### Input records

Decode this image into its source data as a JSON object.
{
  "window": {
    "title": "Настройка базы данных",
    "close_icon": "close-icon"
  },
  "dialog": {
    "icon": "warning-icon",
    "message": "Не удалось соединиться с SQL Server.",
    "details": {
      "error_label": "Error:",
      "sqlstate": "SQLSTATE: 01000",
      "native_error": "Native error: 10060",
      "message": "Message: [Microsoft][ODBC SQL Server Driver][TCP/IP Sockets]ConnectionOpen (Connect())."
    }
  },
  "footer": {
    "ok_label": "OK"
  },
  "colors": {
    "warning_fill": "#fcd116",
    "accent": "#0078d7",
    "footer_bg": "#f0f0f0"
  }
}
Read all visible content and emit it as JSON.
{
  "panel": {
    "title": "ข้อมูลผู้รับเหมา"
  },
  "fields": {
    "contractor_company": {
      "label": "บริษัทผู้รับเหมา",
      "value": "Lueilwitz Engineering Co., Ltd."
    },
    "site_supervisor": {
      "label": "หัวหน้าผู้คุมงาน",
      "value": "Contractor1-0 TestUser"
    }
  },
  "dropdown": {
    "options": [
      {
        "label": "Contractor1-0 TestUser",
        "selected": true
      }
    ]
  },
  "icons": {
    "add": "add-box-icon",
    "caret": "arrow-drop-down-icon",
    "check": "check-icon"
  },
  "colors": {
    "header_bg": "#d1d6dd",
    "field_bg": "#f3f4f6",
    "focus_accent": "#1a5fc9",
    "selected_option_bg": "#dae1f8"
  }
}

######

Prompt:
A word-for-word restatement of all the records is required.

Solution to this problem:
Decode this image into its source data as a JSON object.
{
  "window": {
    "title": "Настройка базы данных",
    "close_icon": "close-icon"
  },
  "dialog": {
    "icon": "warning-icon",
    "message": "Не удалось соединиться с SQL Server.",
    "details": {
      "error_label": "Error:",
      "sqlstate": "SQLSTATE: 01000",
      "native_error": "Native error: 10060",
      "message": "Message: [Microsoft][ODBC SQL Server Driver][TCP/IP Sockets]ConnectionOpen (Connect())."
    }
  },
  "footer": {
    "ok_label": "OK"
  },
  "colors": {
    "warning_fill": "#fcd116",
    "accent": "#0078d7",
    "footer_bg": "#f0f0f0"
  }
}
Read all visible content and emit it as JSON.
{
  "panel": {
    "title": "ข้อมูลผู้รับเหมา"
  },
  "fields": {
    "contractor_company": {
      "label": "บริษัทผู้รับเหมา",
      "value": "Lueilwitz Engineering Co., Ltd."
    },
    "site_supervisor": {
      "label": "หัวหน้าผู้คุมงาน",
      "value": "Contractor1-0 TestUser"
    }
  },
  "dropdown": {
    "options": [
      {
        "label": "Contractor1-0 TestUser",
        "selected": true
      }
    ]
  },
  "icons": {
    "add": "add-box-icon",
    "caret": "arrow-drop-down-icon",
    "check": "check-icon"
  },
  "colors": {
    "header_bg": "#d1d6dd",
    "field_bg": "#f3f4f6",
    "focus_accent": "#1a5fc9",
    "selected_option_bg": "#dae1f8"
  }
}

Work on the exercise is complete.